··· Records for processing ···
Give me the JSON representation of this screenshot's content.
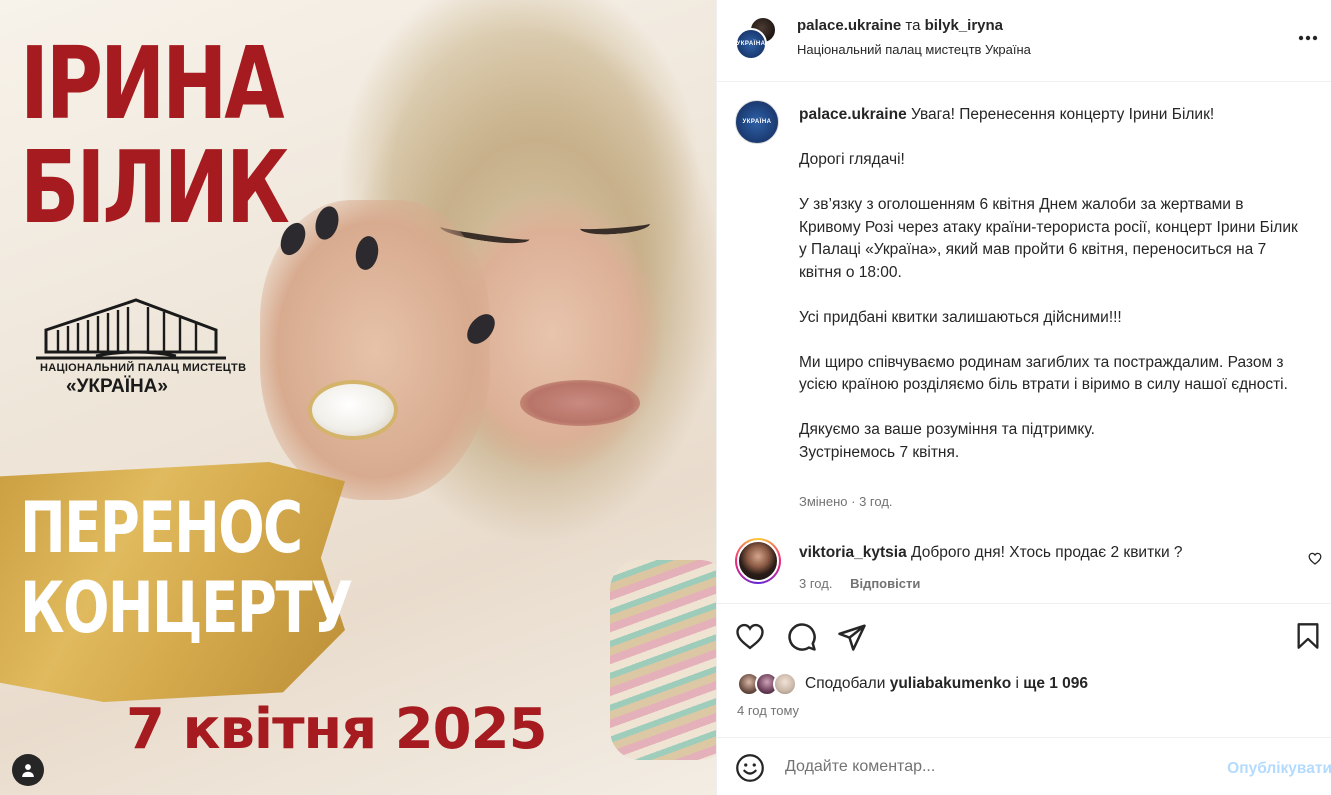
{
  "poster": {
    "title_line1": "ІРИНА",
    "title_line2": "БІЛИК",
    "palace_line1": "НАЦІОНАЛЬНИЙ ПАЛАЦ МИСТЕЦТВ",
    "palace_line2": "«УКРАЇНА»",
    "reschedule_line1": "ПЕРЕНОС",
    "reschedule_line2": "КОНЦЕРТУ",
    "date": "7 квітня 2025",
    "user_tag_icon": "user-icon"
  },
  "header": {
    "account1": "palace.ukraine",
    "separator": "та",
    "account2": "bilyk_iryna",
    "subtitle": "Національний палац мистецтв Україна",
    "more_icon": "more-horizontal-icon"
  },
  "caption": {
    "username": "palace.ukraine",
    "headline": "Увага! Перенесення концерту Ірини Білик!",
    "para1": "Дорогі глядачі!",
    "para2": "У зв’язку з оголошенням 6 квітня Днем жалоби за жертвами в Кривому Розі через атаку країни-терориста росії, концерт Ірини Білик у Палаці «Україна», який мав пройти 6 квітня, переноситься на 7 квітня о 18:00.",
    "para3": "Усі придбані квитки залишаються дійсними!!!",
    "para4": "Ми щиро співчуваємо родинам загиблих та постраждалим. Разом з усією країною розділяємо біль втрати і віримо в силу нашої єдності.",
    "para5_line1": "Дякуємо за ваше розуміння та підтримку.",
    "para5_line2": "Зустрінемось 7 квітня.",
    "edited": "Змінено",
    "dot": "·",
    "time": "3 год."
  },
  "comment": {
    "username": "viktoria_kytsia",
    "text": "Доброго дня! Хтось продає 2 квитки ?",
    "time": "3 год.",
    "reply": "Відповісти",
    "like_icon": "heart-outline-icon"
  },
  "actions": {
    "like_icon": "heart-outline-icon",
    "comment_icon": "comment-bubble-icon",
    "share_icon": "paper-plane-icon",
    "save_icon": "bookmark-icon"
  },
  "likes": {
    "prefix": "Сподобали",
    "user": "yuliabakumenko",
    "and": "і",
    "rest": "ще 1 096"
  },
  "time_ago": "4 год тому",
  "add_comment": {
    "emoji_icon": "emoji-smile-icon",
    "placeholder": "Додайте коментар...",
    "publish": "Опублікувати"
  },
  "colors": {
    "poster_red": "#a61b1f",
    "publish_disabled": "#b3dbff",
    "secondary_text": "#737373"
  }
}
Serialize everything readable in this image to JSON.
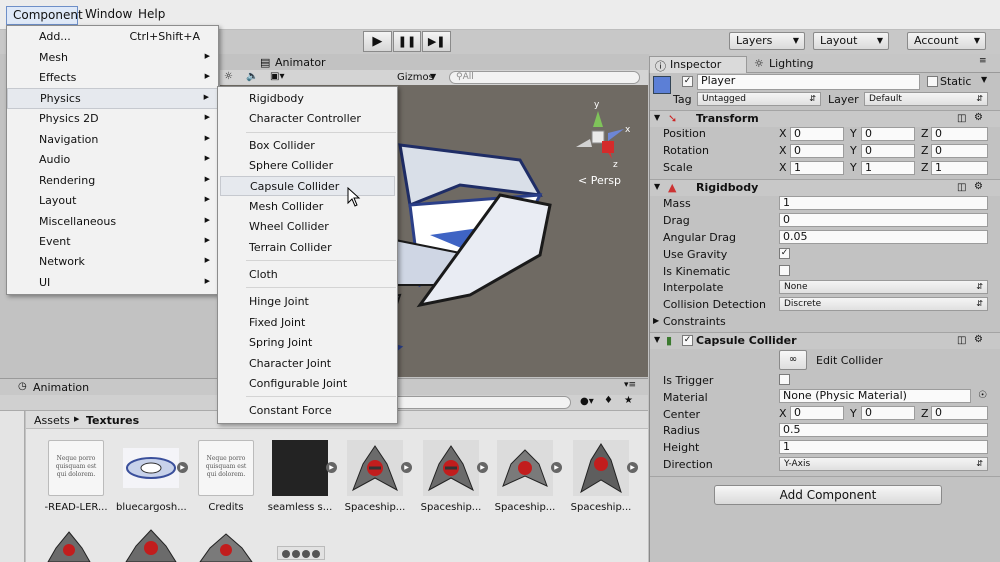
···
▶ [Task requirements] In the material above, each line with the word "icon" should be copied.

▶ [Exercise answer]
    "user_tag_icon": "user-icon"
    "more_icon": "more-horizontal-icon"
    "like_icon": "heart-outline-icon"
    "like_icon": "heart-outline-icon",
    "comment_icon": "comment-bubble-icon",
    "share_icon": "paper-plane-icon",
    "save_icon": "bookmark-icon"
    "emoji_icon": "emoji-smile-icon",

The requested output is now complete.